Interesting to see that a woman bishop is co-chair of the local ARCIC. Shows that Vatican threats about women bishops are (were) empty handed.
Randal: (most of) the Presbyterian Church in Canada was one of the four founding denominations of the United Church of Canada, along with the Methodists, Congregationalists, and "Local Union" churches (a Prairie-based coalition of Christians from all three traditions, plus a smattering of evangelical Anglicans and moderate Baptists, who could not afford to wait for a merger in their resource-strapped and over-churched communities). A minority (about one-third) continued as the Presbyterian Church in Canada and eventually won the right to use its name, but at no time was there a United Church without Presbyterians. Indeed, presbyterian polity is built into its formularies (mixed with congregational).

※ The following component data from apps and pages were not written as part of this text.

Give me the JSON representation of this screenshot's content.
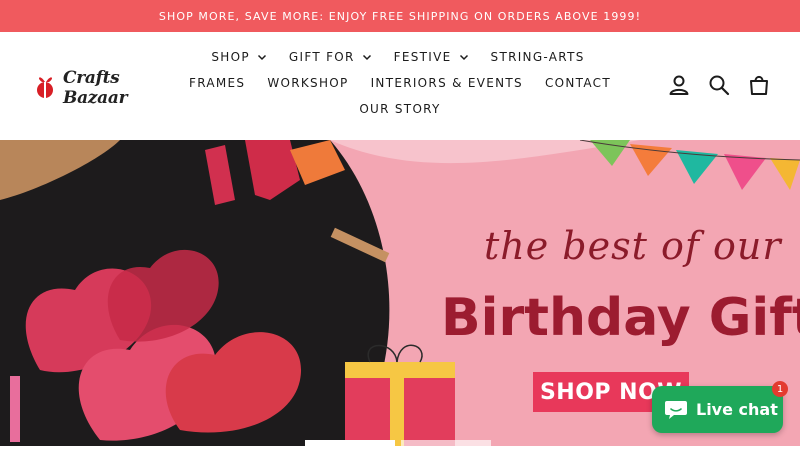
{
  "announcement": {
    "text": "SHOP MORE, SAVE MORE: ENJOY FREE SHIPPING ON ORDERS ABOVE 1999!"
  },
  "logo": {
    "text": "Crafts Bazaar"
  },
  "nav": {
    "row1": [
      {
        "label": "SHOP",
        "dropdown": true
      },
      {
        "label": "GIFT FOR",
        "dropdown": true
      },
      {
        "label": "FESTIVE",
        "dropdown": true
      },
      {
        "label": "STRING-ARTS",
        "dropdown": false
      }
    ],
    "row2": [
      {
        "label": "FRAMES"
      },
      {
        "label": "WORKSHOP"
      },
      {
        "label": "INTERIORS & EVENTS"
      },
      {
        "label": "CONTACT"
      }
    ],
    "row3": [
      {
        "label": "OUR STORY"
      }
    ]
  },
  "header_icons": [
    "account-icon",
    "search-icon",
    "cart-icon"
  ],
  "hero": {
    "line1": "the best of our",
    "line2": "Birthday Gifts",
    "cta": "SHOP NOW"
  },
  "chat": {
    "label": "Live chat",
    "badge": "1"
  },
  "colors": {
    "announcement_bg": "#f05a5e",
    "hero_pink": "#f3a6b3",
    "hero_text": "#9c1c30",
    "cta_bg": "#e8385a",
    "chat_bg": "#1fa85a"
  }
}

As for its policies on sexual orientation, one (very liberal) priest of my acquaintance points to the United Church as the example of how _not_ to go about implementing inclusion. Because of its bent toward congregational autonomy, General Council can (as a United Church classmate at seminary explained to us) afford to make high-minded pronouncements on principle, but only because congregations are then free to proceed to ignore them. For my priest friend's part, she feared that this left gay and lesbian congregants in the lurch. In a polity which rests on ministerial settlement, bold declarations that the ministry is open to people of all sexual orientations "in principle" are cold comfort to a candidate who cannot find a congregation which adheres to the denomination's notional stance.

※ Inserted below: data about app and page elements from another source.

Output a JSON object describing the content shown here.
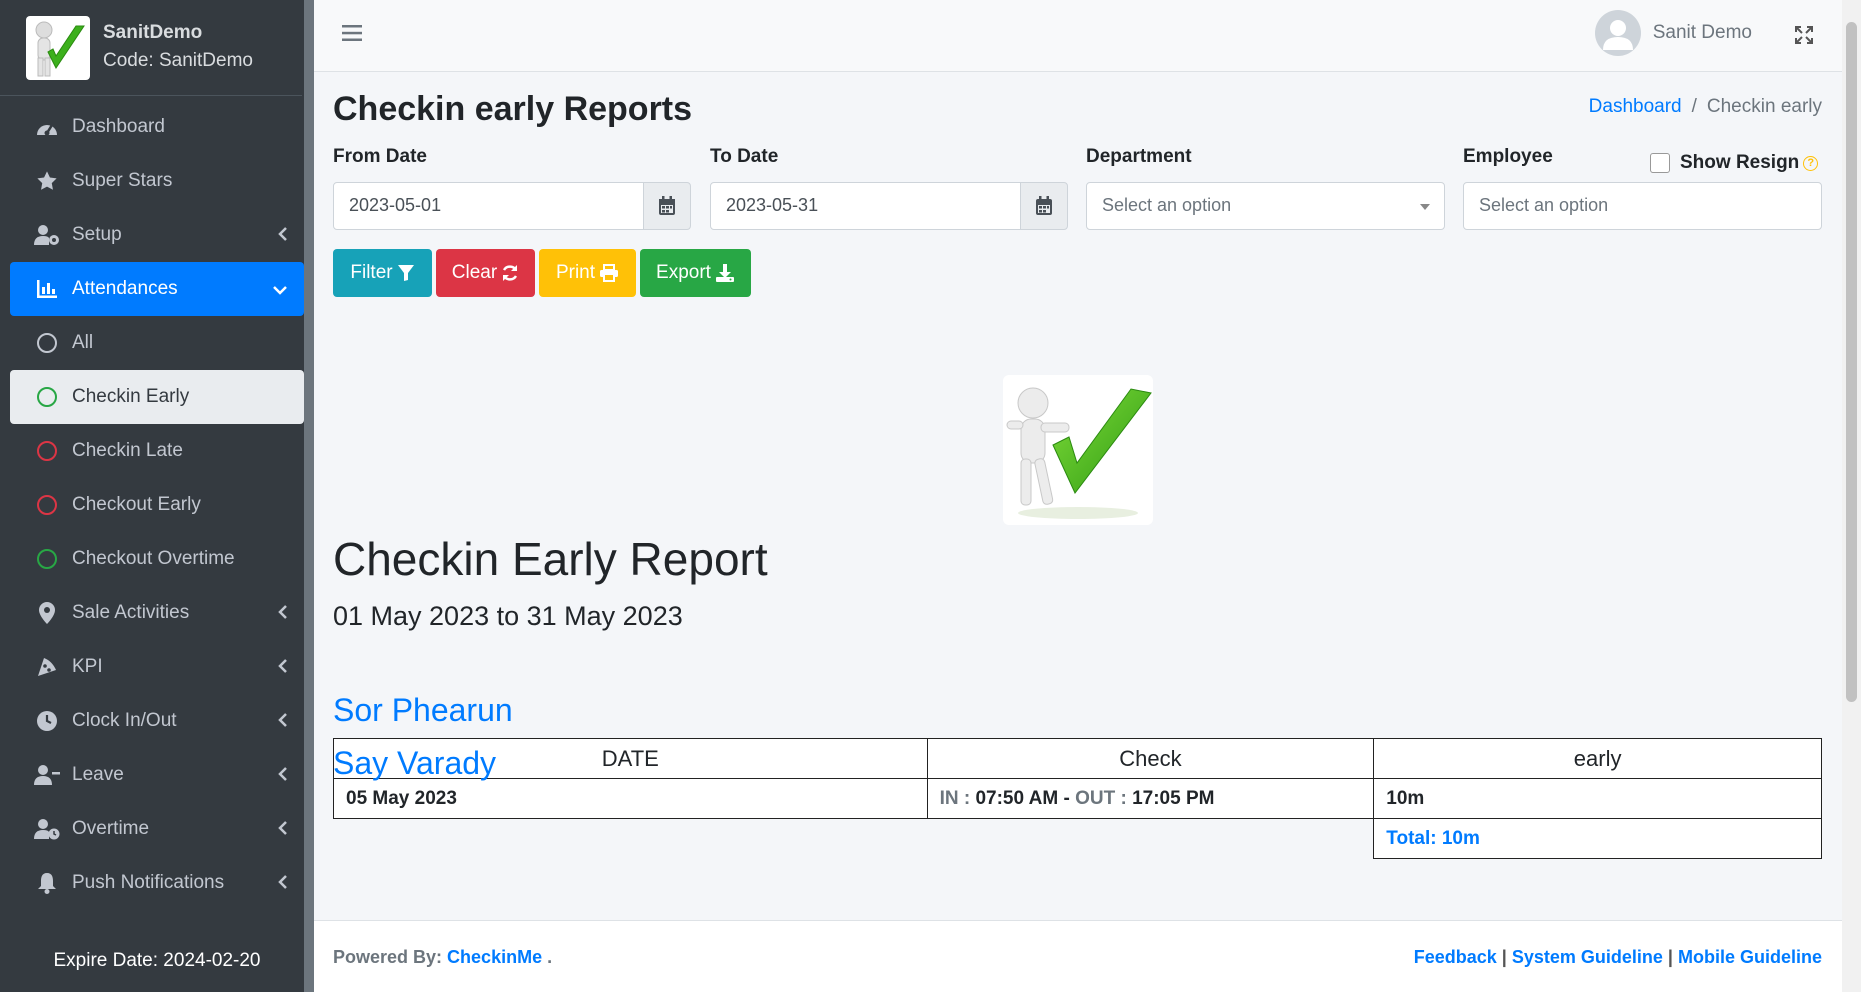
{
  "brand": {
    "name": "SanitDemo",
    "code": "Code: SanitDemo"
  },
  "sidebar": {
    "items": [
      {
        "label": "Dashboard"
      },
      {
        "label": "Super Stars"
      },
      {
        "label": "Setup"
      },
      {
        "label": "Attendances"
      },
      {
        "label": "All"
      },
      {
        "label": "Checkin Early"
      },
      {
        "label": "Checkin Late"
      },
      {
        "label": "Checkout Early"
      },
      {
        "label": "Checkout Overtime"
      },
      {
        "label": "Sale Activities"
      },
      {
        "label": "KPI"
      },
      {
        "label": "Clock In/Out"
      },
      {
        "label": "Leave"
      },
      {
        "label": "Overtime"
      },
      {
        "label": "Push Notifications"
      }
    ],
    "expire": "Expire Date: 2024-02-20"
  },
  "topbar": {
    "user_name": "Sanit Demo"
  },
  "page": {
    "title": "Checkin early Reports",
    "breadcrumb": {
      "home": "Dashboard",
      "current": "Checkin early"
    }
  },
  "filters": {
    "from_label": "From Date",
    "from_value": "2023-05-01",
    "to_label": "To Date",
    "to_value": "2023-05-31",
    "department_label": "Department",
    "department_placeholder": "Select an option",
    "employee_label": "Employee",
    "employee_placeholder": "Select an option",
    "show_resign": "Show Resign"
  },
  "buttons": {
    "filter": "Filter",
    "clear": "Clear",
    "print": "Print",
    "export": "Export"
  },
  "report": {
    "title": "Checkin Early Report",
    "range": "01 May 2023 to 31 May 2023",
    "columns": [
      "DATE",
      "Check",
      "early"
    ],
    "employees": [
      {
        "name": "Sor Phearun",
        "rows": [
          {
            "date": "05 May 2023",
            "in_label": "IN :",
            "in_time": "07:50 AM",
            "dash": "-",
            "out_label": "OUT :",
            "out_time": "17:05 PM",
            "early": "10m"
          }
        ],
        "total": "Total: 10m"
      },
      {
        "name": "Say Varady"
      }
    ]
  },
  "footer": {
    "powered_by": "Powered By:",
    "brand": "CheckinMe",
    "period": ".",
    "links": [
      "Feedback",
      "System Guideline",
      "Mobile Guideline"
    ],
    "separator": "|"
  }
}
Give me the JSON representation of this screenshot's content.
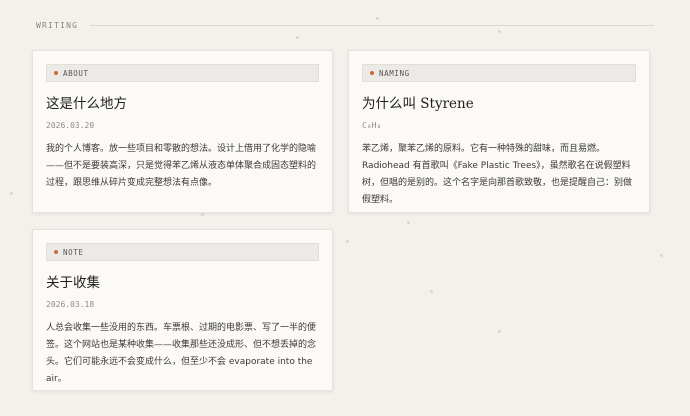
{
  "section": {
    "label": "WRITING"
  },
  "cards": [
    {
      "tag": "ABOUT",
      "title": "这是什么地方",
      "date": "2026.03.20",
      "body": "我的个人博客。放一些项目和零散的想法。设计上借用了化学的隐喻——但不是要装高深，只是觉得苯乙烯从液态单体聚合成固态塑料的过程，跟思维从碎片变成完整想法有点像。"
    },
    {
      "tag": "NAMING",
      "title": "为什么叫 Styrene",
      "date": "C₈H₈",
      "body": "苯乙烯，聚苯乙烯的原料。它有一种特殊的甜味，而且易燃。Radiohead 有首歌叫《Fake Plastic Trees》，虽然歌名在说假塑料树，但唱的是别的。这个名字是向那首歌致敬，也是提醒自己：别做假塑料。"
    },
    {
      "tag": "NOTE",
      "title": "关于收集",
      "date": "2026.03.18",
      "body": "人总会收集一些没用的东西。车票根、过期的电影票、写了一半的便签。这个网站也是某种收集——收集那些还没成形、但不想丢掉的念头。它们可能永远不会变成什么，但至少不会 evaporate into the air。"
    }
  ]
}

Pace Cynthia, I am not about to start congratulating my church for "leading the way" (riding as we have done on the coattails of the United Church and even our own American cousins). But the corollary of that is that when at last the Anglican Church of Canada does take action, it will be because there really is critical mass in all three orders with the will for it.
This is the way it will be in all the churches - sooner or later ...
"Pace Cynthia, I am not about to start congratulating my church for "leading the way" (riding as we have done on the coattails of the United Church and even our own American cousins)."
Thanks Geoff, but TECUSA nationally doesn't have equal access to the sacrament of marriage. Some dioceses have gone ahead in states where there is legal marriage equality. As far as I can tell, the timetable for TEC and Canada is roughly the same, Canada might be a little ahead… Close enough to refrain from declaring "firsts." It gives me the impression of a lot of Anglicans responding to the movement of the spirit, in all three orders, in both countries.
I see the problem you describe with the United Church. I note however that TEC parishes and dioceses have a fair amount of autonomy, calling our rectors and electing our bishops. Typically this has created a lot of open and affirming parishes in cities, and likely more of a mix in suburban and rural areas. Which means that a lot of people, but not all, are spiritually nourished in their comfort zone.
Obviously if a Diocese or Bishop demur from heading in this direction--as +Hiltz says is possible--they will not do so on the basis of 'conscience' primarily, but on the basis of scripture and theological conclusion (faithfulness to the vows they took). Perhaps that is what +Hiltz means by use of the term. In TEC one has heard progressives speak of 'conscience' when it comes to individual priests doing this or that. It is important to note that in this case, +Hiltz refers to Bishops and Dioceses and not individuals.
"Thanks Geoff, but TECUSA nationally doesn't have equal access to the sacrament of marriage"
I was thinking in terms of sexuality issues as a whole, but even in terms of marriage equality specifically, "Some dioceses" is more than none! You can be sure we would not be in a place of having this commission if the American church had not acted decisively and repeatedly toward parity between heterosexual and queer members of the Church.
OH! Canada! What a bright, encouraging throught: that the AC of C can open up the possibility of the church actually blessing a Same-Sex relationship. I'm pretty sure our Loving God is keen on monogamy of Gays as well as Straights. GO! Canada!